William R. Holland, Tiffany Desk Sets, Atglen, PA,  2008, p. 229

Catalogue Note

“I have always striven to fix beauty in wood or stone or glass or pottery, in oil or watercolour, by using whatever seemed fittest for the expression of beauty; that has been my creed and I see no reason to change it.”  —Louis C. Tiffany, 1916

Ferneries, as they were called at the time, were popular in the early part of the 20th Century and Tiffany Studios made several models to meet the demand. The company frequently featured them in advertising, placed in periodicals such as Vogue and Vanity Fair, as suggested wedding or Christmas gifts. Some of the planters lacked mosaics, such as the superbly cast “Marsh Marigold” example (lot 67). The “Arrowhead” model, with a design also based on an aquatic flower, does include mosaic passages and fully displays the finest characteristics of the firm’s work in this field. Tiffany began utilizing mosaics as early 1881 in the decorating of the Seventh Regiment Armory and the Church of the Divine Paternity, both in New York City. It was not until 1893 with the manufacturing of Favrile glass, however, that his company began producing the mosaics for which they received international recognition.

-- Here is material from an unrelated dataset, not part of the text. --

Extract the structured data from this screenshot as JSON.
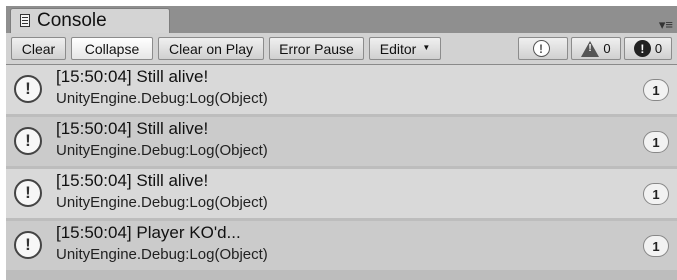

The “Arrowhead” planters were made in either gilt (lot 5) or patinated (lot 6) bronze and these two from the Geyer Collection present a rare opportunity to compare them side by side. The lower bodies of each are identically cast in bronze, one with a gilt finish and the other with a rich brown patina, realistically representing flowering giant arrowheads (Sagittaria montevidensis). This was a plant the company frequently employed in its designs of objects ranging from lamp shades to tea services. The remainder of the bodies are covered with small rectangular iridescent glass tesserae in shades of yellow and gold on the gilt example and in greens and blues on the patinated model.

It is fascinating to note how the two metal finishes and the color schemes of the tesserae create such different visual effects in what is essentially the same object. The gilt bronze version, resplendent in yellow Favrile glass mosaic with waves of bright gold iridescence, harken to a garden under a shining sun. On the other hand, the patinated planter, comprised of blue and green tesserae with wavy ribbons of silver, blue and violet iridescence, seems to represent a tranquil garden at dusk.

Both fully document Louis Tiffany’s conviction that not only did women, especially those employed by him, have a better sense of color, they were also superior in differentiating and harmonizing tones. Although Tiffany’s fancy goods are not as well-known as his windows and lamps, they exhibit the same extraordinary artisanship. These two Arrowhead fern jardinieres featured in the Geyer Collection are exquisite examples and afford a unique chance for collectors to better understand and appreciate this largely overlooked segment of the firm’s production.

is former curator of glass at the Chrysler Museum (Norfolk, Virginia) and author of The Art Glass of Louis Comfort Tiffany (New York: Vendome Press), 2013.